Millennials have now surpassed baby boomers as the country’s largest generation. Depending on who you ask, those born between 1982 and 2004 count among the ranks of millennials, while others define millennials as those born between 1981 and 1997. Regardless of how you define the cohort, the great recession has split the millennial generation into two distinct groups with very different habits based on finances.
“Facing a stark set of financial circumstances, millennials started adulthood with less room for financial mistakes than previous generations,” Shannon Insler wrote in an article for Student Loan Hero. “In response, they are managing their money differently. More millennials are refinancing student loans, delaying a home purchase, and looking for creative ways to earn more money through side hustles.”
Older millennials, those over 30, were hit hard with the financial crisis with a tough job market and stagnated wages. On the other hand, younger millennials under 30 experienced the recovery period, entering a better job market but risk-averse from witnessing the recession.
- The average American millennial makes $35,592 a year. Adjusted for inflation, that’s an estimated 20% lower than the average salary for a baby boomer at the same age, according to a SmartAsset study.
- American millennials have an average net worth of less than $8,000, meaning they’re financially worse off than any other generation before them.
- While millennials have benefited from a 67% rise in wages since 1970, according to research by Student Loan Hero, this increase hasn’t kept up with inflating living costs: Rent, home prices, and college tuition have all increased faster than incomes in the US.

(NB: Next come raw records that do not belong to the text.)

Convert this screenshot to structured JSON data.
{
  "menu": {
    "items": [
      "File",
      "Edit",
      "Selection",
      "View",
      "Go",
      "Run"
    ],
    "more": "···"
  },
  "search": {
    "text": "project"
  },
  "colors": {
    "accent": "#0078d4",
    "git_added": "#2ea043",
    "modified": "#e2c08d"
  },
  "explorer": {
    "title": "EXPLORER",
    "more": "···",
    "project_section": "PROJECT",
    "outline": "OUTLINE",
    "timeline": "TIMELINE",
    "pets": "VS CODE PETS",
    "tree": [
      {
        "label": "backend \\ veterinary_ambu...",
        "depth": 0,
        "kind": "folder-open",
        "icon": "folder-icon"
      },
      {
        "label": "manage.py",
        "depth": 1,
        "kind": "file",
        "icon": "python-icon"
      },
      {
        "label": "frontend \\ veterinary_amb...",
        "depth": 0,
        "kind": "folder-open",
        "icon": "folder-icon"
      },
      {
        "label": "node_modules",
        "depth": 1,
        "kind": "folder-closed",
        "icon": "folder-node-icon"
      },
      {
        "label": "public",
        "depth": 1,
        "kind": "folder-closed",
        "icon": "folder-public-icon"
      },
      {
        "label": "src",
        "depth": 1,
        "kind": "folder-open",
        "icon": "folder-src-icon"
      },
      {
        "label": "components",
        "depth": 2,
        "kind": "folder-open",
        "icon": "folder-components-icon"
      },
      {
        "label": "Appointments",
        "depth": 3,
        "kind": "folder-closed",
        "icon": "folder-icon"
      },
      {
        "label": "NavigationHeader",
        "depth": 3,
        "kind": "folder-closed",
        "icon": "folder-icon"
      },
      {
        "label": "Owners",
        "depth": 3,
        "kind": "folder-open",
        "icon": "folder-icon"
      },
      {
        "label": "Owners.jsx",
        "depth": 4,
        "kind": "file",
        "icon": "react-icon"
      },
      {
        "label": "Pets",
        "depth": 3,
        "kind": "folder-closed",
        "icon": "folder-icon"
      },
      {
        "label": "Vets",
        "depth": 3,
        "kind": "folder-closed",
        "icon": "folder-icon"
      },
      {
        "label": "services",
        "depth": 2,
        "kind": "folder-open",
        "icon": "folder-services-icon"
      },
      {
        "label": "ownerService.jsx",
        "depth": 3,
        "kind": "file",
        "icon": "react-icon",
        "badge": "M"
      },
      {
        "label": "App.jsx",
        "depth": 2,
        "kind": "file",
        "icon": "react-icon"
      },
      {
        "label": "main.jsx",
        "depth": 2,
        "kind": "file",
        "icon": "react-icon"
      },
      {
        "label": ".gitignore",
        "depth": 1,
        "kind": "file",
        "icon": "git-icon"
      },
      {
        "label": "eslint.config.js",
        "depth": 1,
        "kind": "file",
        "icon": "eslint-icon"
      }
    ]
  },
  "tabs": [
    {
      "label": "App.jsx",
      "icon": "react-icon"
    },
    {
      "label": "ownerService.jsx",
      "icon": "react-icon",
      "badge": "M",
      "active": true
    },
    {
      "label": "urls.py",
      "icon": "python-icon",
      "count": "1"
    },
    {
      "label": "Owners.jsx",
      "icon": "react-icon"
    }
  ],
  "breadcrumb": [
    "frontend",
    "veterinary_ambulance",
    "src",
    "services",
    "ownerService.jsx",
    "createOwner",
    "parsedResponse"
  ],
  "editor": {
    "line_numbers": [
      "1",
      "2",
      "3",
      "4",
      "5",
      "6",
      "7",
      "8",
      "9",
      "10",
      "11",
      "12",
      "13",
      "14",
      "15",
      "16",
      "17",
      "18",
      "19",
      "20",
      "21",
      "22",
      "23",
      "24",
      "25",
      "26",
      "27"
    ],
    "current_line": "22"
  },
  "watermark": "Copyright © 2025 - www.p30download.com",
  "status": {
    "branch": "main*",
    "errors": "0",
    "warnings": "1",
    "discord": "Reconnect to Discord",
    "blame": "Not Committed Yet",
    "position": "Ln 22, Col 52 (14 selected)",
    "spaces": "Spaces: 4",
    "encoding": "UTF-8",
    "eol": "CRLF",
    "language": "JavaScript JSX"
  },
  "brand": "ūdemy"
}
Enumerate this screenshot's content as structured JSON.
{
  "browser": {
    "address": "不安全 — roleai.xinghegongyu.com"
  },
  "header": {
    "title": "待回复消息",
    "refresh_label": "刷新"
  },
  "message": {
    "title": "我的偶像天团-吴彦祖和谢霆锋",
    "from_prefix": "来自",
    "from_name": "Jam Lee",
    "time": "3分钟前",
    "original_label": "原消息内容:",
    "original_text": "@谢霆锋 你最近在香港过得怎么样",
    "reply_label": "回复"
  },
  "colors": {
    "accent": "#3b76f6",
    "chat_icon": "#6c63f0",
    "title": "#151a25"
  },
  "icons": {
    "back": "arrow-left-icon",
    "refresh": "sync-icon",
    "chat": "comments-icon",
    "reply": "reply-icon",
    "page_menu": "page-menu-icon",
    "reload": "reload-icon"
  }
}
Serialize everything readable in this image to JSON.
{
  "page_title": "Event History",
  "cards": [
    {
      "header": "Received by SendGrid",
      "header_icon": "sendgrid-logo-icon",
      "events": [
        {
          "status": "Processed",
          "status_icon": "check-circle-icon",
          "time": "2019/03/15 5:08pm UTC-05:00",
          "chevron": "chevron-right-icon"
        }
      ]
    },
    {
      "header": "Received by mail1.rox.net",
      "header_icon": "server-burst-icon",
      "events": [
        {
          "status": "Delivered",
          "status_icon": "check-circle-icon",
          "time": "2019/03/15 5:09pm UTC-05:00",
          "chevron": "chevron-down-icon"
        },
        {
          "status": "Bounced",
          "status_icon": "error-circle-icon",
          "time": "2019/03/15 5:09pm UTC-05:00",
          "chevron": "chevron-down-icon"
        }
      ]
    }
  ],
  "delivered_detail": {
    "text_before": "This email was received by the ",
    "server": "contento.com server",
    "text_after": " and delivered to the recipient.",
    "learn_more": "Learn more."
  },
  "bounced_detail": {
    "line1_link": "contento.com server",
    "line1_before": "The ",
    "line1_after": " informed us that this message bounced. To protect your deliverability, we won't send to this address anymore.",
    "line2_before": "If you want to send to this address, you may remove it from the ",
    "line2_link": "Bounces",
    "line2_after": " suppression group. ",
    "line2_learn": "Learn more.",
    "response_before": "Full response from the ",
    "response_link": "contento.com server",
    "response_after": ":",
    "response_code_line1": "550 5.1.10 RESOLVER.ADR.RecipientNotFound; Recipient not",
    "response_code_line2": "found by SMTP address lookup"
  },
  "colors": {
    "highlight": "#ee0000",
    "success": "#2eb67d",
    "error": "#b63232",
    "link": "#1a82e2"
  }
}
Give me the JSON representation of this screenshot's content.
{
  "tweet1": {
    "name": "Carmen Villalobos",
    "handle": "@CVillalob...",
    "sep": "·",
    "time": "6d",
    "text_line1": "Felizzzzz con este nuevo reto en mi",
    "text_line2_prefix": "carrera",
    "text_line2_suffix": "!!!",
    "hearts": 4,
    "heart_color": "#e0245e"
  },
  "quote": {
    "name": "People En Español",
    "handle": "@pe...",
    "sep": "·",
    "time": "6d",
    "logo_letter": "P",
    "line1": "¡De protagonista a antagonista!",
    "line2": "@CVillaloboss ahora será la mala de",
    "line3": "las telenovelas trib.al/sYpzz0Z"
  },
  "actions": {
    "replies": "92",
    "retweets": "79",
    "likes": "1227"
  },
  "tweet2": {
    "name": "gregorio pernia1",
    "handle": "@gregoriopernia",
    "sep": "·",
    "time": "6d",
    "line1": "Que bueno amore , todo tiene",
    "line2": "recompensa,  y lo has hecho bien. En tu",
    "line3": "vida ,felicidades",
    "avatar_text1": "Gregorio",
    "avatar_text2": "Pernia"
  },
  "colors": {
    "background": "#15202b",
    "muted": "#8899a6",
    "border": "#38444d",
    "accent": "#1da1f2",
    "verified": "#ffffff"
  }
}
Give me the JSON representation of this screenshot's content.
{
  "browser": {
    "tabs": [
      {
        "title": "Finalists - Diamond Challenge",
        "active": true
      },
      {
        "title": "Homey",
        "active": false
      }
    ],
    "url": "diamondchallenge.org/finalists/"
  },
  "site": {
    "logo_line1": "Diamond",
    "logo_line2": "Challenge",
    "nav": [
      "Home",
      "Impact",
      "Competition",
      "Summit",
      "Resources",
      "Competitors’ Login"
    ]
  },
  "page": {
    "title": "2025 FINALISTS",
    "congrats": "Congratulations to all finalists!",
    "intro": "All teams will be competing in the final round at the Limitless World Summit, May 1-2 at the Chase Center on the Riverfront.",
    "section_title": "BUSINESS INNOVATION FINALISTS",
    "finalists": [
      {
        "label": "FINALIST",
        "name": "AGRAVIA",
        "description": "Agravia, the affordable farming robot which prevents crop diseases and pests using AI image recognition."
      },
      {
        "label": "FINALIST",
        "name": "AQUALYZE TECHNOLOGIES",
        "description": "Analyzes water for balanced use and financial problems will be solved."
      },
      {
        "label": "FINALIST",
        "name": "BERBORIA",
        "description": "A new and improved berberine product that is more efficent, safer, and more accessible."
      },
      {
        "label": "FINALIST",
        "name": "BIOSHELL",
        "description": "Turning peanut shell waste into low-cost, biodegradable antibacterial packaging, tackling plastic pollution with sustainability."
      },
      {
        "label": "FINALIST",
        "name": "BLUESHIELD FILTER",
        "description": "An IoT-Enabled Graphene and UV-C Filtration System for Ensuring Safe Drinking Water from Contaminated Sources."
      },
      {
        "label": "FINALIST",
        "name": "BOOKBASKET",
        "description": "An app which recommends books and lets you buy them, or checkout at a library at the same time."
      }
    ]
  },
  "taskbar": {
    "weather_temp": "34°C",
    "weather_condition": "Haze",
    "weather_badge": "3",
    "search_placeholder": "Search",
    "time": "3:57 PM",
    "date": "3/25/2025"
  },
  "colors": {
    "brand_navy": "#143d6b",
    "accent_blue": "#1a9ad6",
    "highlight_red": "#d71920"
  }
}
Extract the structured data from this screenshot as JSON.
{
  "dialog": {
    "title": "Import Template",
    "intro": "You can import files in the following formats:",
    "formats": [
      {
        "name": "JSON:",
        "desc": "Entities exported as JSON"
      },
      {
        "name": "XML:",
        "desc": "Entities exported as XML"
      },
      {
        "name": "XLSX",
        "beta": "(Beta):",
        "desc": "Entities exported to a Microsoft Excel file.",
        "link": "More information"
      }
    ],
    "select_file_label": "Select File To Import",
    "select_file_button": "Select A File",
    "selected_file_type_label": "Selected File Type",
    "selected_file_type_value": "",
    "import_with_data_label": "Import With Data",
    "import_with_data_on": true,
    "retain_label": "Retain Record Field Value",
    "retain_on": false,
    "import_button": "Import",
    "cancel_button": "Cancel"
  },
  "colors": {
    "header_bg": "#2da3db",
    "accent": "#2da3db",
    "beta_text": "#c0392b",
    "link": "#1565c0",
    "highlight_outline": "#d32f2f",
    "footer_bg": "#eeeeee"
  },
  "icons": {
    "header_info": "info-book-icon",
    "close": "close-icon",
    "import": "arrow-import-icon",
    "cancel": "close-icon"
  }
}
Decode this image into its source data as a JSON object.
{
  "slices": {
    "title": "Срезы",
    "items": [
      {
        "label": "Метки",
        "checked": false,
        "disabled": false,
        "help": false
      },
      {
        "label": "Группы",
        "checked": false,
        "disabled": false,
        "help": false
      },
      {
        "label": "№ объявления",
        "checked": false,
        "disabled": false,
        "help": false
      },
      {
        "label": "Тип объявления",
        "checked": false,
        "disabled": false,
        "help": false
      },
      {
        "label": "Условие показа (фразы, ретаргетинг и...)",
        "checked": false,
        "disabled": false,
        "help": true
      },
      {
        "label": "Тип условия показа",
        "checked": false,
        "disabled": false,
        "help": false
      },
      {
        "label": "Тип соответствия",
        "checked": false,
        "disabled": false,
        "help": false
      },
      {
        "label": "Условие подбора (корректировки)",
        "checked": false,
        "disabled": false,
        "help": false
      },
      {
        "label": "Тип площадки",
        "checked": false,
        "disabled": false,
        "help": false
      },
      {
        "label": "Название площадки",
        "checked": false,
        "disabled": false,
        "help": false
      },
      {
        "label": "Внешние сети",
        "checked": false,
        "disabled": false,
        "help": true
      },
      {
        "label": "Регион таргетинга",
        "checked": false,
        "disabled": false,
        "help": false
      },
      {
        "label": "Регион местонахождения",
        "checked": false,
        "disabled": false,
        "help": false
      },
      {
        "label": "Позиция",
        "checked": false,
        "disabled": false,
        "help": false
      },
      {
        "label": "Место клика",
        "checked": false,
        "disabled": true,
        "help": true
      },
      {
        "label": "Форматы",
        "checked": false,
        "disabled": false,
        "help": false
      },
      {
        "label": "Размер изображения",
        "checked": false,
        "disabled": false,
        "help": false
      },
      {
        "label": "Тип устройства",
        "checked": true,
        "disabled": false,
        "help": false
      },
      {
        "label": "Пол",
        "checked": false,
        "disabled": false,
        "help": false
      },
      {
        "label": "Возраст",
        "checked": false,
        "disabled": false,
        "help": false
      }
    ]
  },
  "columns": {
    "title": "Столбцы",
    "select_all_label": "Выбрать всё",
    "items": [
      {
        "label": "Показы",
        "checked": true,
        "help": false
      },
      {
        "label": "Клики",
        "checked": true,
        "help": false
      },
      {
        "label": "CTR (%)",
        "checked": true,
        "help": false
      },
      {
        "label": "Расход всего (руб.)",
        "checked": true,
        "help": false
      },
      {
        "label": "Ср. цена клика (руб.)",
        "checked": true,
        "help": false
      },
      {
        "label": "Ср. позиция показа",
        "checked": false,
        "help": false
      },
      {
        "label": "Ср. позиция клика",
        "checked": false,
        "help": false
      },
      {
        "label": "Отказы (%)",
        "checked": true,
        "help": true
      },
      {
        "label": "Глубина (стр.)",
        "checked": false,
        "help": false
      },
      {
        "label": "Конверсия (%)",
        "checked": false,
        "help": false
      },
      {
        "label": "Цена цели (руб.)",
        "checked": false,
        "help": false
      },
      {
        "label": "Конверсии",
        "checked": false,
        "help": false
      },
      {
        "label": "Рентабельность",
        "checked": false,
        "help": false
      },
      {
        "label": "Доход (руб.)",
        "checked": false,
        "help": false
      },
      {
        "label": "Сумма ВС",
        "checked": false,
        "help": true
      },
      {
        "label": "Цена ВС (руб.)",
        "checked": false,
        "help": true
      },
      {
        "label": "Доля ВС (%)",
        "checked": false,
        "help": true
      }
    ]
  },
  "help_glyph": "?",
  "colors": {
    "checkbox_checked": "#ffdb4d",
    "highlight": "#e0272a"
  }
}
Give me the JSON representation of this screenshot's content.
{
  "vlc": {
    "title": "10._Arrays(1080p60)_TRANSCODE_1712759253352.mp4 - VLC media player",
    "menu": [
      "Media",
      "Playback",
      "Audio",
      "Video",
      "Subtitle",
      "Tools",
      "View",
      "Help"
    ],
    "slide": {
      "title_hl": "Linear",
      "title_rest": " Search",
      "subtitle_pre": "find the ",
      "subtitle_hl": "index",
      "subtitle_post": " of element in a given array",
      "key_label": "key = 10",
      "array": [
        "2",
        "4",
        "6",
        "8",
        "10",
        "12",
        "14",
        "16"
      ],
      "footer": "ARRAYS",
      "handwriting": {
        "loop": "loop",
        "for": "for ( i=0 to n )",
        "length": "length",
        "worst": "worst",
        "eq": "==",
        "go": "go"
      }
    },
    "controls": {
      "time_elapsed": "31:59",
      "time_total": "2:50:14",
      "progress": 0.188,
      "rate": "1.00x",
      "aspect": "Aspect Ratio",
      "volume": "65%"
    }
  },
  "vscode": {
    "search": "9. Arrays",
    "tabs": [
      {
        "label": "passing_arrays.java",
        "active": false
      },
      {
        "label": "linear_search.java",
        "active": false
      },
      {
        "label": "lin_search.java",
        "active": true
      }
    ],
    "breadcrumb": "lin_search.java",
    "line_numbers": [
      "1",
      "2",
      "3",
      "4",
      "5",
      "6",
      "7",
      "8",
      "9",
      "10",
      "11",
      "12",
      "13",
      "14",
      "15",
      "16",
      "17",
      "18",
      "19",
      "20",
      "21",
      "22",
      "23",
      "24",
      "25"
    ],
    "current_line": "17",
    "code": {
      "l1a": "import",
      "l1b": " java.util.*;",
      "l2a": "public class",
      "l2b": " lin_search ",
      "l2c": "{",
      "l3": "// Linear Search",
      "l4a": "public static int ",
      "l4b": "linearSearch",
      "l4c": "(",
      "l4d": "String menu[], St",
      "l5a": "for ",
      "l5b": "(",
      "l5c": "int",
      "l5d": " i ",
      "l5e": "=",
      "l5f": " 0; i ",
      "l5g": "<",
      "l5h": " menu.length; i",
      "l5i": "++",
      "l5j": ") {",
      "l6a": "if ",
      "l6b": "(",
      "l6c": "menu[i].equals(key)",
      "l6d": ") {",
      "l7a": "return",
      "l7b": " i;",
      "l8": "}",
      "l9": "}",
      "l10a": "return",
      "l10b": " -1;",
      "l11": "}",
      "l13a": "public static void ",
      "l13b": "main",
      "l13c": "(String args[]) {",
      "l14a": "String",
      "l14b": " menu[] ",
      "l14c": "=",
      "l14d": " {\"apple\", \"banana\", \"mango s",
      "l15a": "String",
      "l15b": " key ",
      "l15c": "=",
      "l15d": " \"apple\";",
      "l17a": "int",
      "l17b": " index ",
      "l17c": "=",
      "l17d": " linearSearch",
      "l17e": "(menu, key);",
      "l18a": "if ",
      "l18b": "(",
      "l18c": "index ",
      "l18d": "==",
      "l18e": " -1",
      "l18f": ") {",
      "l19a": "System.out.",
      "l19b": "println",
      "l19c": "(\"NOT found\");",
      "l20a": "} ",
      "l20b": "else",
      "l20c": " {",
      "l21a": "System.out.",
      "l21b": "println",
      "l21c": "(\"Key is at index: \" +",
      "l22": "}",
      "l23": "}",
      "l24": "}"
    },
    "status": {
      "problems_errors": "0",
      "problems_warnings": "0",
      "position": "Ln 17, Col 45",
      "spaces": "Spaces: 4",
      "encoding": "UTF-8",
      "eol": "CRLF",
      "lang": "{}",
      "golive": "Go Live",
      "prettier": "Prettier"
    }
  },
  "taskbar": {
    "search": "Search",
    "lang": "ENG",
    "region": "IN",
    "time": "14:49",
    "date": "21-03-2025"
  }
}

- A survey by Insider and Morning Consult found that while 70% of millennials have a savings account, 58% have a balance under $5,000.
- Most millennials don’t carry credit card debt or owe less than $5,000.
- Nearly 45% of millennials have student loan debt. The graduating class of 2018 has an average student loan debt of $29,800.
- 5% of millennials stick to their budget and are more dedicated to saving than older generations.
- According to a recent Merrill Lynch Wealth Management report, only 19% of millennials and Gen Zers define financial success as being rich—60% define it as being debt-free.
- 53% of Americans ages 21 to 37 have received financial assistance from a parent, guardian, or family member since turning 21, according to the 2018 Country Financial Security Index.
- About 37% of millennials receive money on a monthly basis, and more than half (59%) receive money several times a year.
- The financial reality along with the experience of the great recession has resulted in millennials navigating traditional life milestones differently. They are renting longer and getting married and having kids later in life.
- Most millennials say they don’t define wealth primarily as a number: More than three-quarters of millennial respondents said feeling wealthy isn’t about the dollar amount but about how they live their lives.
- Eventbrite found that 78% of millennials respondents would rather spend money on an experience than a thing, and 77% said their best memories come from experiences, Business Insider’s Libby Kane reported.
While brands have focused on lifestyle and consumer behavior, the financial reality of millennials and their relationship with money cannot be overlooked. This reality has led to a revolution in the payment industry that brands and retailers need to address.
Read the full story in Business Insider.